■ **ACTION ITEM**
Return each line of the data below that contains the string "loss".

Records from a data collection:
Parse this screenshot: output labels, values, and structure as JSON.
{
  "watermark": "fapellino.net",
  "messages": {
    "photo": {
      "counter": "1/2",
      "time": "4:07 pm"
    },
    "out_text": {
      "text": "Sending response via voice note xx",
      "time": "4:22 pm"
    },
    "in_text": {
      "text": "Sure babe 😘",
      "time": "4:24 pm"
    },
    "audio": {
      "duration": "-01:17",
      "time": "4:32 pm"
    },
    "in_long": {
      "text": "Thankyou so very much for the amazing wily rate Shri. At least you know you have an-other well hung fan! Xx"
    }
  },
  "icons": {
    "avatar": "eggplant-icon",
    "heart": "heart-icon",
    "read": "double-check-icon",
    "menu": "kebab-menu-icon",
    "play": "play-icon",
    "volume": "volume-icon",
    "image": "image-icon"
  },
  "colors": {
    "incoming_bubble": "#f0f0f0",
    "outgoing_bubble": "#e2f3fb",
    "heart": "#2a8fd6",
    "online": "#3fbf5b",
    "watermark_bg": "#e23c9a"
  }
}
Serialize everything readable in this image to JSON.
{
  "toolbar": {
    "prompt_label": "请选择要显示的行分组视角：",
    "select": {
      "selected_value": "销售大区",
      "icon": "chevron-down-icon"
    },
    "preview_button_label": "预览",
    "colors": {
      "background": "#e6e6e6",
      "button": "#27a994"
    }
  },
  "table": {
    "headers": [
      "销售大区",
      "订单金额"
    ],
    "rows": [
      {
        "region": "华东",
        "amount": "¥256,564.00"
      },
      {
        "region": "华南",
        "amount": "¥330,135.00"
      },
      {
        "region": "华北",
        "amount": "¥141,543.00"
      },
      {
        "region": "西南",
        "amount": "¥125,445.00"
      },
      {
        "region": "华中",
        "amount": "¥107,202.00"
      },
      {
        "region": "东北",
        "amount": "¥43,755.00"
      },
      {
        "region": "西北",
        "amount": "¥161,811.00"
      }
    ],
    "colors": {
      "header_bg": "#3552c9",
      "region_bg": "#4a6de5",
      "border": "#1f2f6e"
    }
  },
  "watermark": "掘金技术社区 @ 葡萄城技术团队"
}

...

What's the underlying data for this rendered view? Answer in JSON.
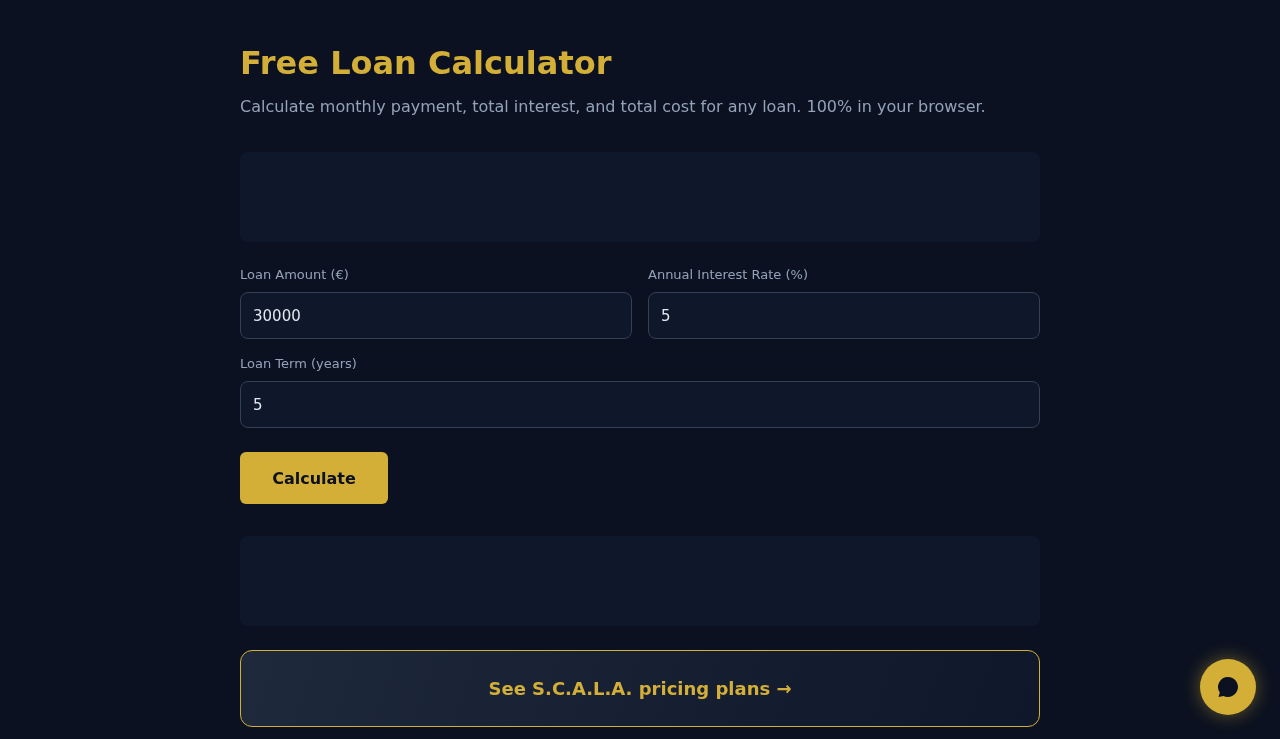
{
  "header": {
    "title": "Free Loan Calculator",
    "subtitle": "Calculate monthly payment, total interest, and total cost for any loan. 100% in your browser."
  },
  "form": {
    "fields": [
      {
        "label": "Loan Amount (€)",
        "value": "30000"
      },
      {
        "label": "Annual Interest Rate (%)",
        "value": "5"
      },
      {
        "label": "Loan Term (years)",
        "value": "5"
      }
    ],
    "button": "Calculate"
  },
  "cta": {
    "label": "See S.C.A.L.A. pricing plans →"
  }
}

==

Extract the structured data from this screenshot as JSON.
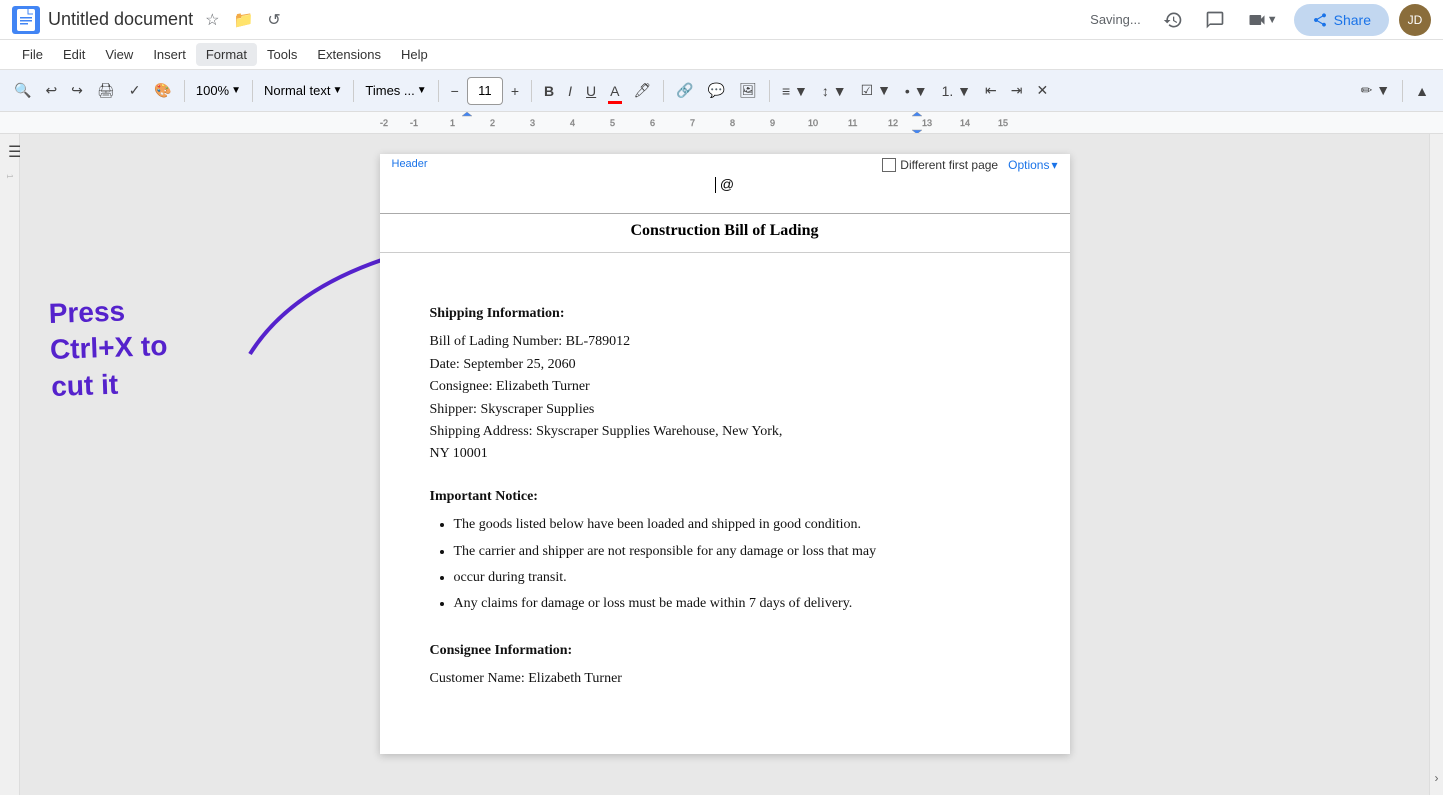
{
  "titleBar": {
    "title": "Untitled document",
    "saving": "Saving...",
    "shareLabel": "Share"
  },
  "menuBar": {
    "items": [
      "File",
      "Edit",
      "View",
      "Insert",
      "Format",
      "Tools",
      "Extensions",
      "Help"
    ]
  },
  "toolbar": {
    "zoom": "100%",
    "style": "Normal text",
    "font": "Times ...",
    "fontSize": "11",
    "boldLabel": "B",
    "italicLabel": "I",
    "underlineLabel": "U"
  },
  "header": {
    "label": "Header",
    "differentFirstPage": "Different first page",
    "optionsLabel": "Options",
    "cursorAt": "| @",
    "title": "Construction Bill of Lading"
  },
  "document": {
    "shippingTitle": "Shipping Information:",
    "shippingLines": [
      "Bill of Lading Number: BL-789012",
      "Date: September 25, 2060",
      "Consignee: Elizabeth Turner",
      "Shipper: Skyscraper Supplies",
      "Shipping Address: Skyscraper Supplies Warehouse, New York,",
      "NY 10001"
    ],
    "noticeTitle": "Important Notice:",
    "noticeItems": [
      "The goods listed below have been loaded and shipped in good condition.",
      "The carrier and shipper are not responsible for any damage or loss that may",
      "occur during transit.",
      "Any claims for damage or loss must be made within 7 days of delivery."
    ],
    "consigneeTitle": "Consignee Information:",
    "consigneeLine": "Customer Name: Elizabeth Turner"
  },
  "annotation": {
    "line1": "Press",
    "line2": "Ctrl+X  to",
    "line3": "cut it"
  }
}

■ **SOLUTION TO THIS EXERCISE**
      "The carrier and shipper are not responsible for any damage or loss that may",
      "Any claims for damage or loss must be made within 7 days of delivery."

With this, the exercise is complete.